DATA SHOWN Block Start

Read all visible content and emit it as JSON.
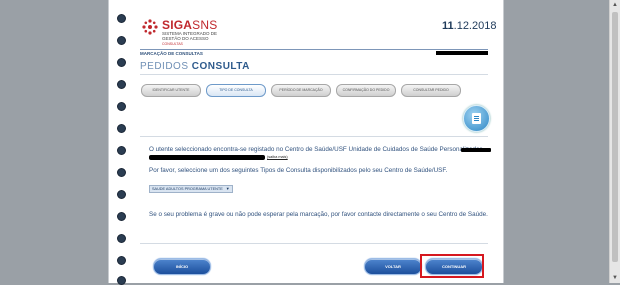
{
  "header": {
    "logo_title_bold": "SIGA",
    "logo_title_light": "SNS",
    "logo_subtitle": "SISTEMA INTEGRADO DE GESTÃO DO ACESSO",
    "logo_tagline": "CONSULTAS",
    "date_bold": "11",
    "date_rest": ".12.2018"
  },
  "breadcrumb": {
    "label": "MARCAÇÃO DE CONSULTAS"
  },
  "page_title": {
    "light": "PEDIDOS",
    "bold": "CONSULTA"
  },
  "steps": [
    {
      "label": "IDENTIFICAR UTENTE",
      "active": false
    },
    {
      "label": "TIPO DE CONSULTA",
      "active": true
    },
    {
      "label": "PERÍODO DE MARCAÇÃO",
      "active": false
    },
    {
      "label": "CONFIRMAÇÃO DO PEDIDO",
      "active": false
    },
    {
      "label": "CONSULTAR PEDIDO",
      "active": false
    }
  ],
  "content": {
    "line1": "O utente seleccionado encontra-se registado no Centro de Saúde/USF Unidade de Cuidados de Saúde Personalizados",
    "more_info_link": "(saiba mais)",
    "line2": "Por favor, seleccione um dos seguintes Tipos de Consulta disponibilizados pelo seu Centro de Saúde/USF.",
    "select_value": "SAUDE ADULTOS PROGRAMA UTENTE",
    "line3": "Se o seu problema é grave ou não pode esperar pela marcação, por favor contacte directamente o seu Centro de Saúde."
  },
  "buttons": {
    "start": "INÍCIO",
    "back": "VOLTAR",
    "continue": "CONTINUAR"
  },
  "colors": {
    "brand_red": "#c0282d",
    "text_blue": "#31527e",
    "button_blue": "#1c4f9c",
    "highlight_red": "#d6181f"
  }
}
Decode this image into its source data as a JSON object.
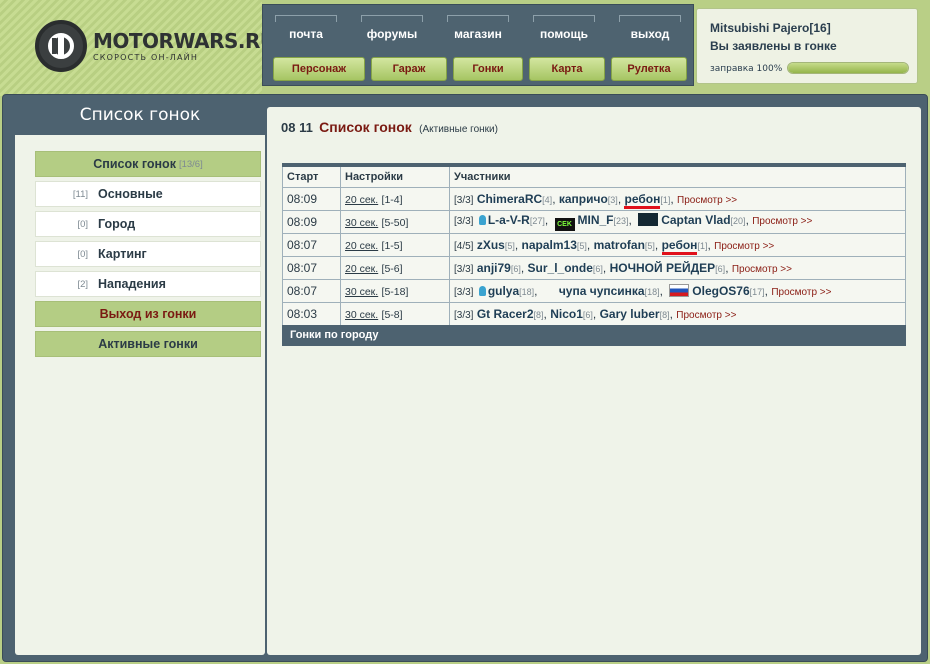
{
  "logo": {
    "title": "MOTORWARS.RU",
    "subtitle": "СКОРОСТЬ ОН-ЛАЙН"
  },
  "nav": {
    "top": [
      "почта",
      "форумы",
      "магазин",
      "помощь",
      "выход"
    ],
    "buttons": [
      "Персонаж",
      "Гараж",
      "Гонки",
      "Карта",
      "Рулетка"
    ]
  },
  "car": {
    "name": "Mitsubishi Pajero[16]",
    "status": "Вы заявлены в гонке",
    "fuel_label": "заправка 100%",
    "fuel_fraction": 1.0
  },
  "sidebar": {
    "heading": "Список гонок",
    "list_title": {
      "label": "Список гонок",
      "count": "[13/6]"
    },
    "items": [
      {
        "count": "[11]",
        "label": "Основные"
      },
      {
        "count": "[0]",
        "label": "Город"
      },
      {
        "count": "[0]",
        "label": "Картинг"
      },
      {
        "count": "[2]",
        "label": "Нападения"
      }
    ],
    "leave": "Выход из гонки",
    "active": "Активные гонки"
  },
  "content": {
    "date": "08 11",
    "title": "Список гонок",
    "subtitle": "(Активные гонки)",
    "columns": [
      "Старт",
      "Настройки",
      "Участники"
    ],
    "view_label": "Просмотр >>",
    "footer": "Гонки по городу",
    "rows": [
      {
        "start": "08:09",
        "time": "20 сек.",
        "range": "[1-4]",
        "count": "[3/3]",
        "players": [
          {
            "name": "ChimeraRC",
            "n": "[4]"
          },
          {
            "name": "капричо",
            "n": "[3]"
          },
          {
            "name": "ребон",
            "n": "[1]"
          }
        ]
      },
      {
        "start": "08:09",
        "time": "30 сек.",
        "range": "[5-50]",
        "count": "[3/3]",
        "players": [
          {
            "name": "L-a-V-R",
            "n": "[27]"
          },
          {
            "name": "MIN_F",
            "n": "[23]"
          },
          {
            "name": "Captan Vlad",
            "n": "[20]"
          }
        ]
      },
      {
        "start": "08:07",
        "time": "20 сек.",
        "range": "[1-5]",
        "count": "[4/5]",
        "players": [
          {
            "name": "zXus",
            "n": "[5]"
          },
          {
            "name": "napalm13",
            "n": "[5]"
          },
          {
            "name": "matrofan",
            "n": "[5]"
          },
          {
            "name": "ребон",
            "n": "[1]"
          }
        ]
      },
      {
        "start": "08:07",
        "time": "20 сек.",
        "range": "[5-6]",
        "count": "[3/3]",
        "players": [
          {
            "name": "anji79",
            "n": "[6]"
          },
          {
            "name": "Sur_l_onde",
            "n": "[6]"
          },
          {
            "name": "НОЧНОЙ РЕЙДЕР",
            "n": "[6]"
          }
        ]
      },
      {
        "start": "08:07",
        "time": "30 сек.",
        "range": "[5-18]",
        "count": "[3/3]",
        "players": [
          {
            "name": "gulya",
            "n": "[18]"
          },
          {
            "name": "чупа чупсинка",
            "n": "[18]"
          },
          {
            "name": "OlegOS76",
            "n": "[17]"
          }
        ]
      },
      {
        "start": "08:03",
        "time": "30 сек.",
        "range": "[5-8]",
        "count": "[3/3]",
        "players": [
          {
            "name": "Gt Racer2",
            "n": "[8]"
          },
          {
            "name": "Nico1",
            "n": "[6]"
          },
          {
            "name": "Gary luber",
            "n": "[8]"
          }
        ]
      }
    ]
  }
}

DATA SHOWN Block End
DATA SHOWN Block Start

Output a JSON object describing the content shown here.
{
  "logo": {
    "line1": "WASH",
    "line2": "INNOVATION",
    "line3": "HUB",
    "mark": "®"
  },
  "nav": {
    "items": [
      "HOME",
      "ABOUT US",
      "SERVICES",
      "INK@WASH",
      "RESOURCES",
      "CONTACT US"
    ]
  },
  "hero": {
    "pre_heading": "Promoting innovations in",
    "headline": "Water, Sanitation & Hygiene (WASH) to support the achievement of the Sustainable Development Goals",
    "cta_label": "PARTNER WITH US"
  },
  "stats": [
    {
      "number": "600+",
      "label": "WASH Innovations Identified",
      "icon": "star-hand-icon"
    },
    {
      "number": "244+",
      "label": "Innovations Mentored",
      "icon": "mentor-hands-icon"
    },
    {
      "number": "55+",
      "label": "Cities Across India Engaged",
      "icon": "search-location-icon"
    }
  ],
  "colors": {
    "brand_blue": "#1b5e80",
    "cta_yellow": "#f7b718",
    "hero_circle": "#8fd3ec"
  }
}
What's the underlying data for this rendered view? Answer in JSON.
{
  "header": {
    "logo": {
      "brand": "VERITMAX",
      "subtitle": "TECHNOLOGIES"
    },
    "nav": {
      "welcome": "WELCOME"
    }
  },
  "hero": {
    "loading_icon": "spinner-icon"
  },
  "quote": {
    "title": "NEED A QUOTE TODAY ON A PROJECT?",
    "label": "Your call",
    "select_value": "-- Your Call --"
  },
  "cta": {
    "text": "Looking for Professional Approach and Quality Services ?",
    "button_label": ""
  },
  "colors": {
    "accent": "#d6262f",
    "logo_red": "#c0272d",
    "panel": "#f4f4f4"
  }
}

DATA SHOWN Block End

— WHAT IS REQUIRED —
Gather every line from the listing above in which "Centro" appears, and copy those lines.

— RESPONSE TO THE EXERCISE —
    "line1": "O utente seleccionado encontra-se registado no Centro de Saúde/USF Unidade de Cuidados de Saúde Personalizados",
    "line2": "Por favor, seleccione um dos seguintes Tipos de Consulta disponibilizados pelo seu Centro de Saúde/USF.",
    "line3": "Se o seu problema é grave ou não pode esperar pela marcação, por favor contacte directamente o seu Centro de Saúde."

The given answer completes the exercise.